* [TASK DETAILS]: Set down a true copy of the data, with all pictures left out.

* [EXTRACTED ENTRIES]:
=== Section Start ===

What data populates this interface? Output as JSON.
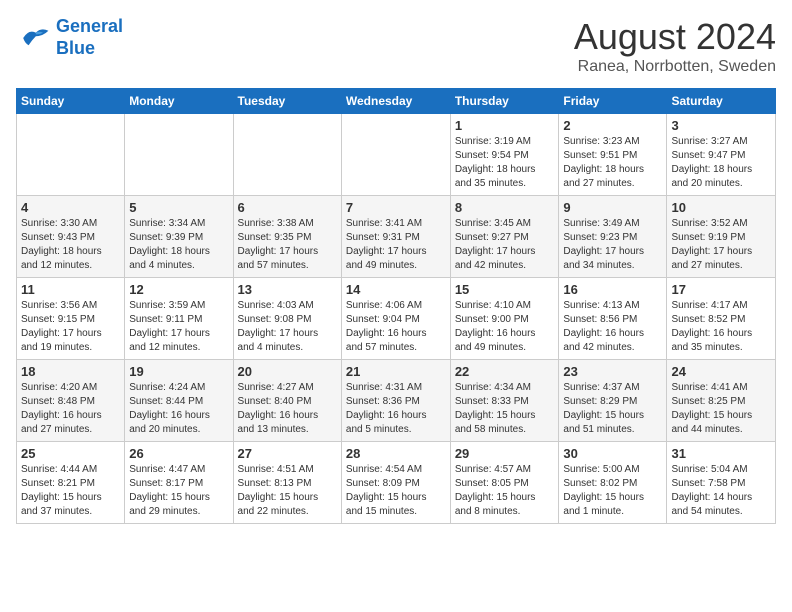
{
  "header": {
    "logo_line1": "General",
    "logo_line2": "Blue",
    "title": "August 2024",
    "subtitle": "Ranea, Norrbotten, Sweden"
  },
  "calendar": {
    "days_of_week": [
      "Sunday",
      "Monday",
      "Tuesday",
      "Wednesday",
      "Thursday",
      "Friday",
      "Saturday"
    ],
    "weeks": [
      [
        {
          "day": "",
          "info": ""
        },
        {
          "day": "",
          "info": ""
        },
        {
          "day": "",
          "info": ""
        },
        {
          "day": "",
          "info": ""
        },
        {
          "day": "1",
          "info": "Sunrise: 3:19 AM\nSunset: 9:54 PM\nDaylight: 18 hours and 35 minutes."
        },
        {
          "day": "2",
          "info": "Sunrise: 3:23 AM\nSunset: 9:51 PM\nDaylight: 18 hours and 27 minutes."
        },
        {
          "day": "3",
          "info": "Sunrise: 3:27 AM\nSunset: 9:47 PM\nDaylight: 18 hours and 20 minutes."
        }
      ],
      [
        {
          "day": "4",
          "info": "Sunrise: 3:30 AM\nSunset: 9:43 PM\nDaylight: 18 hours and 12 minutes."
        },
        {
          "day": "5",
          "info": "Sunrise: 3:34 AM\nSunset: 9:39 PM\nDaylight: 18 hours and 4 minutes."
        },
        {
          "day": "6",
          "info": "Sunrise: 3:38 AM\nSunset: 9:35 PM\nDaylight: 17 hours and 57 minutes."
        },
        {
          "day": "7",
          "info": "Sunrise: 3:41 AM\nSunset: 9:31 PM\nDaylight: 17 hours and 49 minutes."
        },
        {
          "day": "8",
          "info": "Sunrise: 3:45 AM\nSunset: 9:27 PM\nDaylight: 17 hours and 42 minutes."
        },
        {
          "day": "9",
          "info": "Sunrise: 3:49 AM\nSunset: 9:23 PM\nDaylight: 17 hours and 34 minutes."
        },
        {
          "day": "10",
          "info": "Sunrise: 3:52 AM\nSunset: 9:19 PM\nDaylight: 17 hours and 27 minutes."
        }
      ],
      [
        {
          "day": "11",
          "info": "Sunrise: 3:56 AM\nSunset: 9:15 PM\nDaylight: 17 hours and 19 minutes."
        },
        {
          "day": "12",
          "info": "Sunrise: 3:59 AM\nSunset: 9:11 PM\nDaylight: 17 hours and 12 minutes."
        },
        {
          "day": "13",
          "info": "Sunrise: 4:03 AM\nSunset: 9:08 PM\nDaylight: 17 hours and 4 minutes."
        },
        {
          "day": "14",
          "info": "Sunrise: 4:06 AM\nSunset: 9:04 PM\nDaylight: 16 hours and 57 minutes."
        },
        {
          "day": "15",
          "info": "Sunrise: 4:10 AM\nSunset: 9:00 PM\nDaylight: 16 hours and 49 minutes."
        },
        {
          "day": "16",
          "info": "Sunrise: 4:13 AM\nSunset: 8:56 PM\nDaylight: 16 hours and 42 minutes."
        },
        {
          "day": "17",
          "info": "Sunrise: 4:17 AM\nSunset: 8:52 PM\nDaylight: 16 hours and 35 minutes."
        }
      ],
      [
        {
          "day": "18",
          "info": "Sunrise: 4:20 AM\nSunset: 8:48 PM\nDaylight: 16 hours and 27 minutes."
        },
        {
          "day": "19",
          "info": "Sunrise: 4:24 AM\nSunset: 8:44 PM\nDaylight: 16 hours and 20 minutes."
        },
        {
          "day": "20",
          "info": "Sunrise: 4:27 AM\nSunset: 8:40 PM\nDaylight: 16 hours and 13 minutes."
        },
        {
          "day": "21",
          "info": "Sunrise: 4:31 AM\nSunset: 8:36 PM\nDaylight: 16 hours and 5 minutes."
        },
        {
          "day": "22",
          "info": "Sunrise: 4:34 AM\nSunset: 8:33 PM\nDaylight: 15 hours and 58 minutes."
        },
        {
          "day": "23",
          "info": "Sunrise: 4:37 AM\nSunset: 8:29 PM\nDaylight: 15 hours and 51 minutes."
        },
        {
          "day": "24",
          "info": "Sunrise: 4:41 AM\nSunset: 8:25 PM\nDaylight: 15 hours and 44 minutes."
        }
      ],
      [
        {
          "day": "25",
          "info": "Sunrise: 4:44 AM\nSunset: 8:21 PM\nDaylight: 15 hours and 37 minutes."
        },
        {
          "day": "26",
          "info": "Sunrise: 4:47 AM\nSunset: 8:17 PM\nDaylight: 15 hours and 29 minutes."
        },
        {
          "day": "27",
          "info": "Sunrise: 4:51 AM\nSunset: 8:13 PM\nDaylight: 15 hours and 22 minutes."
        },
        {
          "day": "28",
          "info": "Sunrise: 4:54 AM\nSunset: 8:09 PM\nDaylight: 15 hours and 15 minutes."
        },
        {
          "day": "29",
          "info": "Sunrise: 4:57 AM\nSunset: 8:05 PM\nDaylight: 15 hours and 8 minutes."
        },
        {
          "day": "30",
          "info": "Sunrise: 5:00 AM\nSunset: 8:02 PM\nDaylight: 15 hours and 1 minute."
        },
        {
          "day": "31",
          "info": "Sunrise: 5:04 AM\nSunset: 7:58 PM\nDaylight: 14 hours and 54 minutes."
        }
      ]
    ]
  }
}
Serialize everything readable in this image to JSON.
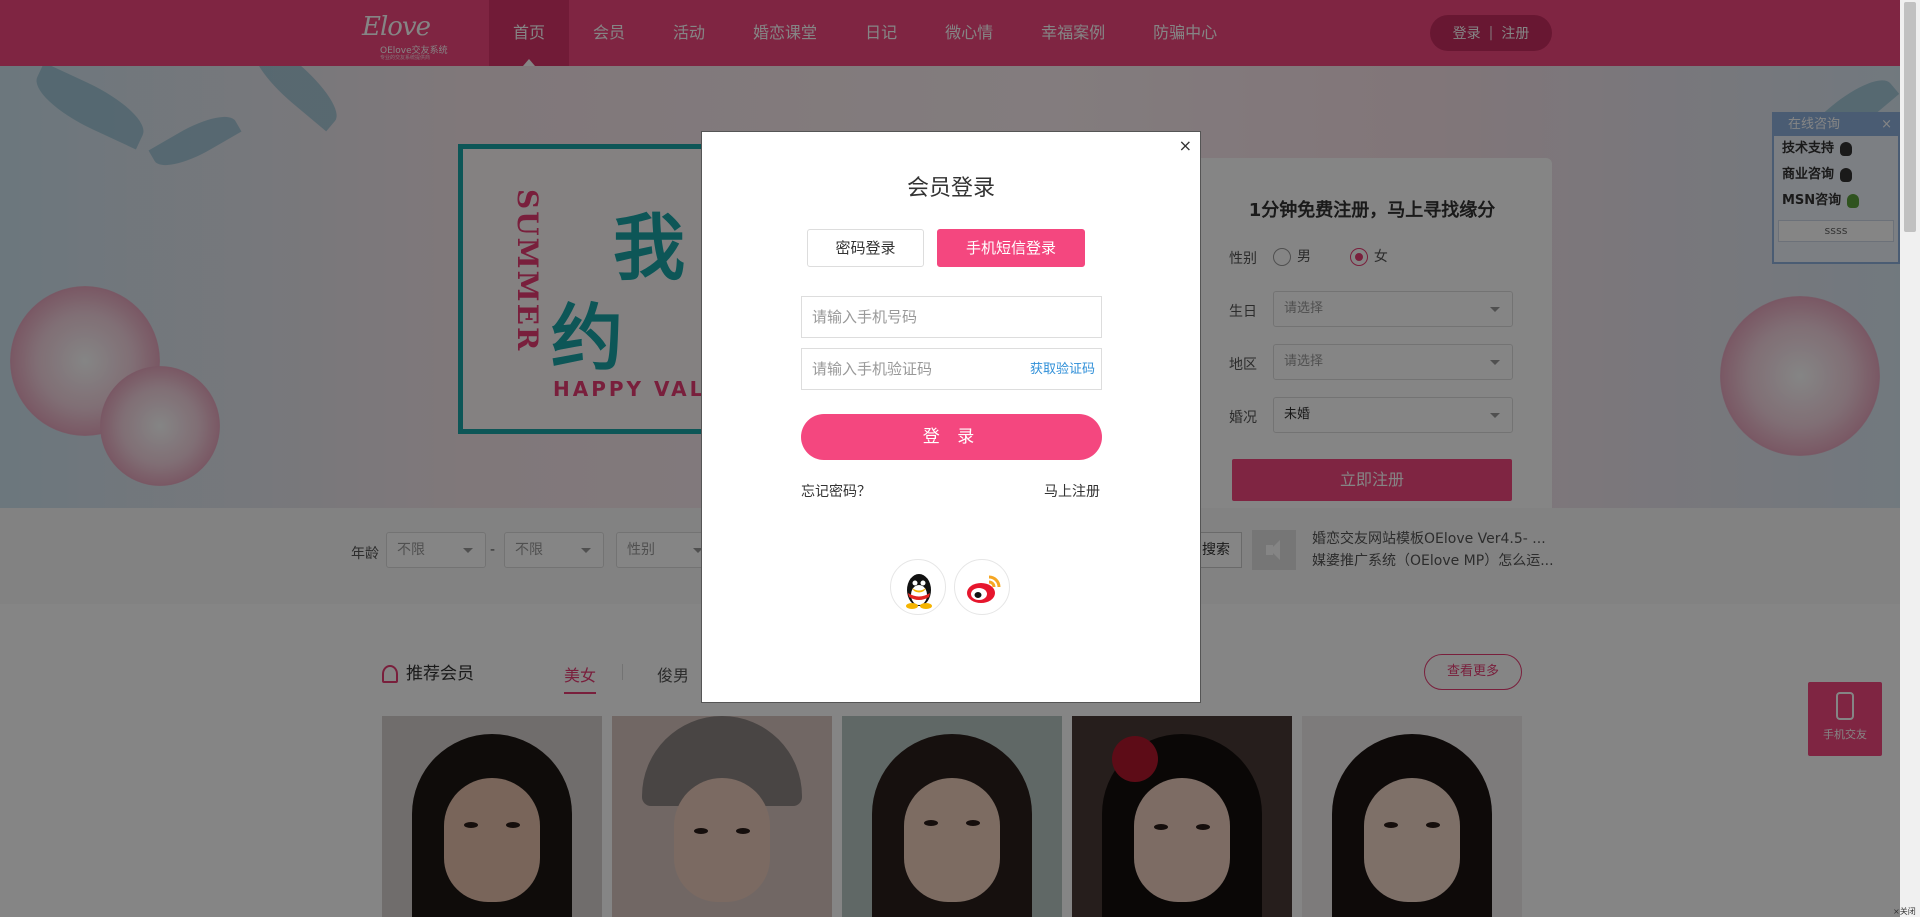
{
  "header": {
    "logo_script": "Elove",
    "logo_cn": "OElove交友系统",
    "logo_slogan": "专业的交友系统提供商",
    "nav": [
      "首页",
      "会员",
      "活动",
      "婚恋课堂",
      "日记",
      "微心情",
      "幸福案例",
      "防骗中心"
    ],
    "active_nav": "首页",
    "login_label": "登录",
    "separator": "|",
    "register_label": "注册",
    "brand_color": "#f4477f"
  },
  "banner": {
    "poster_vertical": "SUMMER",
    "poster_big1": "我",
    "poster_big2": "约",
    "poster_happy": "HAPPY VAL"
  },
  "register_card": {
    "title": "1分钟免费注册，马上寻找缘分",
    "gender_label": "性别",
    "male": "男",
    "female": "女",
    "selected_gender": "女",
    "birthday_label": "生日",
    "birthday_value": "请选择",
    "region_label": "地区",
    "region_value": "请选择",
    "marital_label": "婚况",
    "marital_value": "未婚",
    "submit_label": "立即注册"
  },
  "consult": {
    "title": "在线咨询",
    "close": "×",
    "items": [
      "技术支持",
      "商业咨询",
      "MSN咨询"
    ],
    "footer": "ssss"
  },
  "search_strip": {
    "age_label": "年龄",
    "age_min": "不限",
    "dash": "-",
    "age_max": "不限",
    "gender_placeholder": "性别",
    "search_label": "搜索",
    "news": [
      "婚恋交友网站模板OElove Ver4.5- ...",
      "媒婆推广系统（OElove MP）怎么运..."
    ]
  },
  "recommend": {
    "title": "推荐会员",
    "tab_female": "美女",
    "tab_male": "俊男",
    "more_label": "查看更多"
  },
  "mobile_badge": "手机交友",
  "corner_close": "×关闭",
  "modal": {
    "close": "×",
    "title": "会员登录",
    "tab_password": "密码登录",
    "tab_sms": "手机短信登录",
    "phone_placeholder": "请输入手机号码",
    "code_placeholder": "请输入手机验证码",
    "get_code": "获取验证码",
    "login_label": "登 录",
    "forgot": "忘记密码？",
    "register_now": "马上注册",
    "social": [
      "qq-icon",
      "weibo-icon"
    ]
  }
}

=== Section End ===

* [EXERCISE ANSWER]:
What data populates this interface? Output as JSON.
{
  "header": {
    "logo_line1": "General",
    "logo_line2": "Blue",
    "title": "August 2024",
    "subtitle": "Ranea, Norrbotten, Sweden"
  },
  "calendar": {
    "days_of_week": [
      "Sunday",
      "Monday",
      "Tuesday",
      "Wednesday",
      "Thursday",
      "Friday",
      "Saturday"
    ],
    "weeks": [
      [
        {
          "day": "",
          "info": ""
        },
        {
          "day": "",
          "info": ""
        },
        {
          "day": "",
          "info": ""
        },
        {
          "day": "",
          "info": ""
        },
        {
          "day": "1",
          "info": "Sunrise: 3:19 AM\nSunset: 9:54 PM\nDaylight: 18 hours and 35 minutes."
        },
        {
          "day": "2",
          "info": "Sunrise: 3:23 AM\nSunset: 9:51 PM\nDaylight: 18 hours and 27 minutes."
        },
        {
          "day": "3",
          "info": "Sunrise: 3:27 AM\nSunset: 9:47 PM\nDaylight: 18 hours and 20 minutes."
        }
      ],
      [
        {
          "day": "4",
          "info": "Sunrise: 3:30 AM\nSunset: 9:43 PM\nDaylight: 18 hours and 12 minutes."
        },
        {
          "day": "5",
          "info": "Sunrise: 3:34 AM\nSunset: 9:39 PM\nDaylight: 18 hours and 4 minutes."
        },
        {
          "day": "6",
          "info": "Sunrise: 3:38 AM\nSunset: 9:35 PM\nDaylight: 17 hours and 57 minutes."
        },
        {
          "day": "7",
          "info": "Sunrise: 3:41 AM\nSunset: 9:31 PM\nDaylight: 17 hours and 49 minutes."
        },
        {
          "day": "8",
          "info": "Sunrise: 3:45 AM\nSunset: 9:27 PM\nDaylight: 17 hours and 42 minutes."
        },
        {
          "day": "9",
          "info": "Sunrise: 3:49 AM\nSunset: 9:23 PM\nDaylight: 17 hours and 34 minutes."
        },
        {
          "day": "10",
          "info": "Sunrise: 3:52 AM\nSunset: 9:19 PM\nDaylight: 17 hours and 27 minutes."
        }
      ],
      [
        {
          "day": "11",
          "info": "Sunrise: 3:56 AM\nSunset: 9:15 PM\nDaylight: 17 hours and 19 minutes."
        },
        {
          "day": "12",
          "info": "Sunrise: 3:59 AM\nSunset: 9:11 PM\nDaylight: 17 hours and 12 minutes."
        },
        {
          "day": "13",
          "info": "Sunrise: 4:03 AM\nSunset: 9:08 PM\nDaylight: 17 hours and 4 minutes."
        },
        {
          "day": "14",
          "info": "Sunrise: 4:06 AM\nSunset: 9:04 PM\nDaylight: 16 hours and 57 minutes."
        },
        {
          "day": "15",
          "info": "Sunrise: 4:10 AM\nSunset: 9:00 PM\nDaylight: 16 hours and 49 minutes."
        },
        {
          "day": "16",
          "info": "Sunrise: 4:13 AM\nSunset: 8:56 PM\nDaylight: 16 hours and 42 minutes."
        },
        {
          "day": "17",
          "info": "Sunrise: 4:17 AM\nSunset: 8:52 PM\nDaylight: 16 hours and 35 minutes."
        }
      ],
      [
        {
          "day": "18",
          "info": "Sunrise: 4:20 AM\nSunset: 8:48 PM\nDaylight: 16 hours and 27 minutes."
        },
        {
          "day": "19",
          "info": "Sunrise: 4:24 AM\nSunset: 8:44 PM\nDaylight: 16 hours and 20 minutes."
        },
        {
          "day": "20",
          "info": "Sunrise: 4:27 AM\nSunset: 8:40 PM\nDaylight: 16 hours and 13 minutes."
        },
        {
          "day": "21",
          "info": "Sunrise: 4:31 AM\nSunset: 8:36 PM\nDaylight: 16 hours and 5 minutes."
        },
        {
          "day": "22",
          "info": "Sunrise: 4:34 AM\nSunset: 8:33 PM\nDaylight: 15 hours and 58 minutes."
        },
        {
          "day": "23",
          "info": "Sunrise: 4:37 AM\nSunset: 8:29 PM\nDaylight: 15 hours and 51 minutes."
        },
        {
          "day": "24",
          "info": "Sunrise: 4:41 AM\nSunset: 8:25 PM\nDaylight: 15 hours and 44 minutes."
        }
      ],
      [
        {
          "day": "25",
          "info": "Sunrise: 4:44 AM\nSunset: 8:21 PM\nDaylight: 15 hours and 37 minutes."
        },
        {
          "day": "26",
          "info": "Sunrise: 4:47 AM\nSunset: 8:17 PM\nDaylight: 15 hours and 29 minutes."
        },
        {
          "day": "27",
          "info": "Sunrise: 4:51 AM\nSunset: 8:13 PM\nDaylight: 15 hours and 22 minutes."
        },
        {
          "day": "28",
          "info": "Sunrise: 4:54 AM\nSunset: 8:09 PM\nDaylight: 15 hours and 15 minutes."
        },
        {
          "day": "29",
          "info": "Sunrise: 4:57 AM\nSunset: 8:05 PM\nDaylight: 15 hours and 8 minutes."
        },
        {
          "day": "30",
          "info": "Sunrise: 5:00 AM\nSunset: 8:02 PM\nDaylight: 15 hours and 1 minute."
        },
        {
          "day": "31",
          "info": "Sunrise: 5:04 AM\nSunset: 7:58 PM\nDaylight: 14 hours and 54 minutes."
        }
      ]
    ]
  }
}
Serialize everything readable in this image to JSON.
{
  "header": {
    "logo_script": "Elove",
    "logo_cn": "OElove交友系统",
    "logo_slogan": "专业的交友系统提供商",
    "nav": [
      "首页",
      "会员",
      "活动",
      "婚恋课堂",
      "日记",
      "微心情",
      "幸福案例",
      "防骗中心"
    ],
    "active_nav": "首页",
    "login_label": "登录",
    "separator": "|",
    "register_label": "注册",
    "brand_color": "#f4477f"
  },
  "banner": {
    "poster_vertical": "SUMMER",
    "poster_big1": "我",
    "poster_big2": "约",
    "poster_happy": "HAPPY VAL"
  },
  "register_card": {
    "title": "1分钟免费注册，马上寻找缘分",
    "gender_label": "性别",
    "male": "男",
    "female": "女",
    "selected_gender": "女",
    "birthday_label": "生日",
    "birthday_value": "请选择",
    "region_label": "地区",
    "region_value": "请选择",
    "marital_label": "婚况",
    "marital_value": "未婚",
    "submit_label": "立即注册"
  },
  "consult": {
    "title": "在线咨询",
    "close": "×",
    "items": [
      "技术支持",
      "商业咨询",
      "MSN咨询"
    ],
    "footer": "ssss"
  },
  "search_strip": {
    "age_label": "年龄",
    "age_min": "不限",
    "dash": "-",
    "age_max": "不限",
    "gender_placeholder": "性别",
    "search_label": "搜索",
    "news": [
      "婚恋交友网站模板OElove Ver4.5- ...",
      "媒婆推广系统（OElove MP）怎么运..."
    ]
  },
  "recommend": {
    "title": "推荐会员",
    "tab_female": "美女",
    "tab_male": "俊男",
    "more_label": "查看更多"
  },
  "mobile_badge": "手机交友",
  "corner_close": "×关闭",
  "modal": {
    "close": "×",
    "title": "会员登录",
    "tab_password": "密码登录",
    "tab_sms": "手机短信登录",
    "phone_placeholder": "请输入手机号码",
    "code_placeholder": "请输入手机验证码",
    "get_code": "获取验证码",
    "login_label": "登 录",
    "forgot": "忘记密码？",
    "register_now": "马上注册",
    "social": [
      "qq-icon",
      "weibo-icon"
    ]
  }
}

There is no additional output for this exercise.